  3. leper


    Jun 21, 2001
    agreed on not scoopin out everything too much, but dude, its gotta have some chunk to it or its just not gonna sound heavy...just like creed, godsmack dont sound heavy(but thats besides the point)
  4. I totally agree. as with bass, playing alone, and playing in the mix are two totally different things. When playing alone, you gotta fill in the stuff thats not there with your eq. when playing with a guitar, the guitar will cover some of the freq. for you, but same with guitar, leave the bass for the bass to cover. I eq my guitar amp with the Highs at around 11, Mid's at around 9, and bass at 6 (my knobs go up to 12). This sounds CRAZY good wiht a bass filling in the low mids. I dont need to make my amp fart out low notes, when the bass can do all the lows for me. Alone, the guitar sounds a tiny bit thin, simply because there is no one filling in the bass part. Add bass guitar, wham, its beauty. Nice FULL heavy sound.
  5. gweimer

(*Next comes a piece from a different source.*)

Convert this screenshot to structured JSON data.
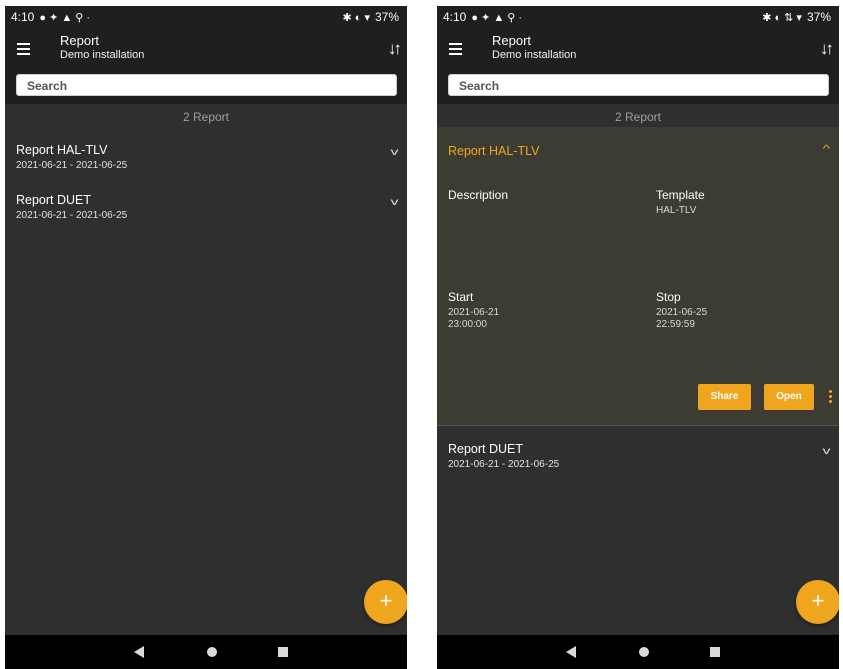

    Apr 6, 2000
    Columbus, OH
    This is the formula I've been using for years, and it echoes pretty much what you've said:
    VOLUME is the key to the bass more than the lower freqs. Suppress anything lower than 80hz, boost at 250hz, suppress at 500hz, boost at 1250hz, and cut the really high stuff. Volume will give you presence, while the frequency band will give you definition. In a large room, you really need to CUT the low end, and let the room ambience work for you. It helps to have a folded 18" cab to rumble the back walls, too.
    I took a recording course prior to playing, and the rules are pretty vague - the total sound is the blend of all the instruments, and in order to get "that sound", you may have to alter individual tones to get the final result. What the musician hears onstage may not reflect what the audience hears. The musicians who need the sound right in their ear are probably not coming across the way they want to. You want to play to your audience, not your ego.
  6. Hategear

    Hategear Workin' hard at hardly workin'.

    Apr 6, 2001
    Appleton, Swissconsin

    If I can get my guitarist to buy what you said in your first post, I'll be in your debt forever!
  7. Obsius29A


    Dec 20, 1999
    Huntington, NY
    When I was younger, 16 or so or whenever I was playing with my high school band, I was a real jerk off about turning down, etc. but at least I never tried to really scoop my mids (besides that first year playing a squier into a metalzone into a PA into a 2x10 floor monitor lol).

    I was surprised recently as I heard a pretty technically good guitarist (read: yngwie wanna be who fell way short but made a good try) playing an SG gothic into a tripple recto with EVERYTHING dimed. I suggested a few things to him, and he sounded way better. His friend commented that he sounded better, his girlfriend commented that he sounded better, I commented that he sounded better, but sure enough, as soon as I left, he dimed it again. What an awful awful sound.

    Probably the best tip any guitarist could ever get is to use the damn volume knob on the guitar. One of the surprisingly best tones I ever got was guitar -> Line6 original flextone on the british high gain w/ delay on, and I just fiddled with the volume knob. Anywhere from David Gilmore cleans and leads to metallica rhythm.